Task brief: Down to the last line, print the data that follows exactly, without its pictures.

[[ Input data, beginning ]]

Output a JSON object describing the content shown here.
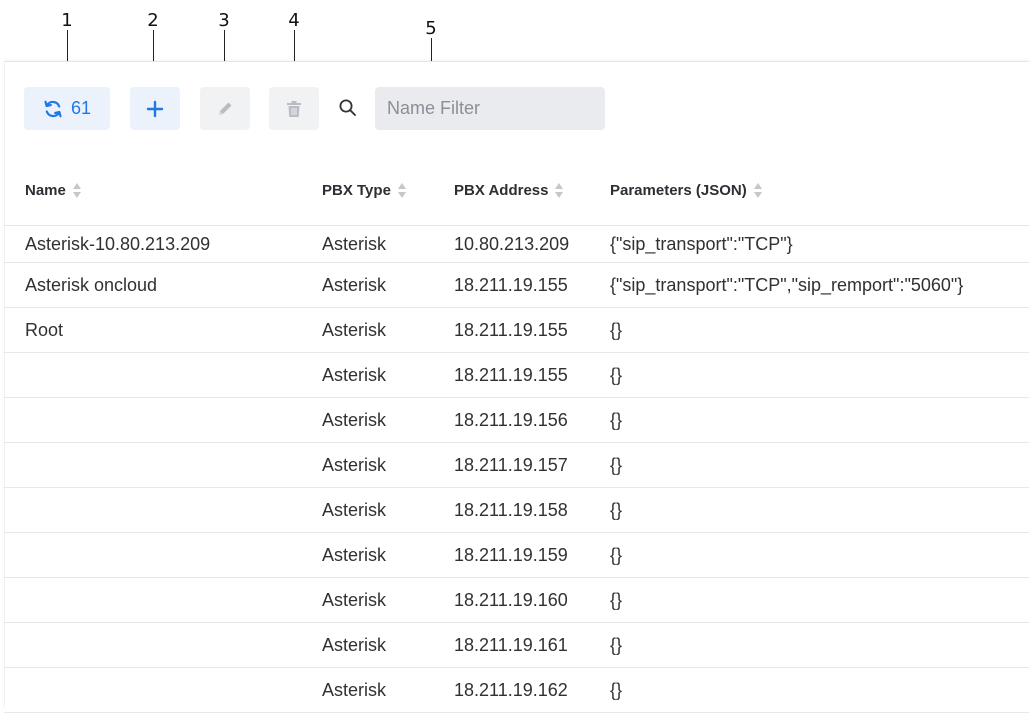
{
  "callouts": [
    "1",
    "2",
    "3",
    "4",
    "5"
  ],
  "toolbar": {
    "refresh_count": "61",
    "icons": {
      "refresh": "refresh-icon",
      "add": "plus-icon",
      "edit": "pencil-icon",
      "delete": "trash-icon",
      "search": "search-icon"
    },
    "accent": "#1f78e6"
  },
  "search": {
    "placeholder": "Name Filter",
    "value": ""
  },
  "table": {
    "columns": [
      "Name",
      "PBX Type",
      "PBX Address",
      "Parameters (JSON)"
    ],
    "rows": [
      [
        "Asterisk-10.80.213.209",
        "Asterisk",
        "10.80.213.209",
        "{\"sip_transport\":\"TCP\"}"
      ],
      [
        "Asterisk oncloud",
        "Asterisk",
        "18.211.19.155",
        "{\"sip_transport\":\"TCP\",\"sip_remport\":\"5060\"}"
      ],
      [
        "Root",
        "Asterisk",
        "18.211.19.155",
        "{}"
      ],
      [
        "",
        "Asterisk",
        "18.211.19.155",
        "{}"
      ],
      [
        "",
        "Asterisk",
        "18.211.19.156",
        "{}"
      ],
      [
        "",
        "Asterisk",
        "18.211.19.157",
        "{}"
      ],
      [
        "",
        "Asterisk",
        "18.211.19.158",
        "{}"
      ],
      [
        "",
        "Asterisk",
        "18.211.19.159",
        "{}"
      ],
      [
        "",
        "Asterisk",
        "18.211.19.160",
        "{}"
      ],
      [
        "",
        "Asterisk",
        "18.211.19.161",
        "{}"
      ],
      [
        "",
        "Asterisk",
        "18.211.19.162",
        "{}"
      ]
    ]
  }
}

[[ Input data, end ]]

Task result:
Output a JSON object describing the content shown here.
{
  "callouts": [
    "1",
    "2",
    "3",
    "4",
    "5"
  ],
  "toolbar": {
    "refresh_count": "61",
    "icons": {
      "refresh": "refresh-icon",
      "add": "plus-icon",
      "edit": "pencil-icon",
      "delete": "trash-icon",
      "search": "search-icon"
    },
    "accent": "#1f78e6"
  },
  "search": {
    "placeholder": "Name Filter",
    "value": ""
  },
  "table": {
    "columns": [
      "Name",
      "PBX Type",
      "PBX Address",
      "Parameters (JSON)"
    ],
    "rows": [
      [
        "Asterisk-10.80.213.209",
        "Asterisk",
        "10.80.213.209",
        "{\"sip_transport\":\"TCP\"}"
      ],
      [
        "Asterisk oncloud",
        "Asterisk",
        "18.211.19.155",
        "{\"sip_transport\":\"TCP\",\"sip_remport\":\"5060\"}"
      ],
      [
        "Root",
        "Asterisk",
        "18.211.19.155",
        "{}"
      ],
      [
        "",
        "Asterisk",
        "18.211.19.155",
        "{}"
      ],
      [
        "",
        "Asterisk",
        "18.211.19.156",
        "{}"
      ],
      [
        "",
        "Asterisk",
        "18.211.19.157",
        "{}"
      ],
      [
        "",
        "Asterisk",
        "18.211.19.158",
        "{}"
      ],
      [
        "",
        "Asterisk",
        "18.211.19.159",
        "{}"
      ],
      [
        "",
        "Asterisk",
        "18.211.19.160",
        "{}"
      ],
      [
        "",
        "Asterisk",
        "18.211.19.161",
        "{}"
      ],
      [
        "",
        "Asterisk",
        "18.211.19.162",
        "{}"
      ]
    ]
  }
}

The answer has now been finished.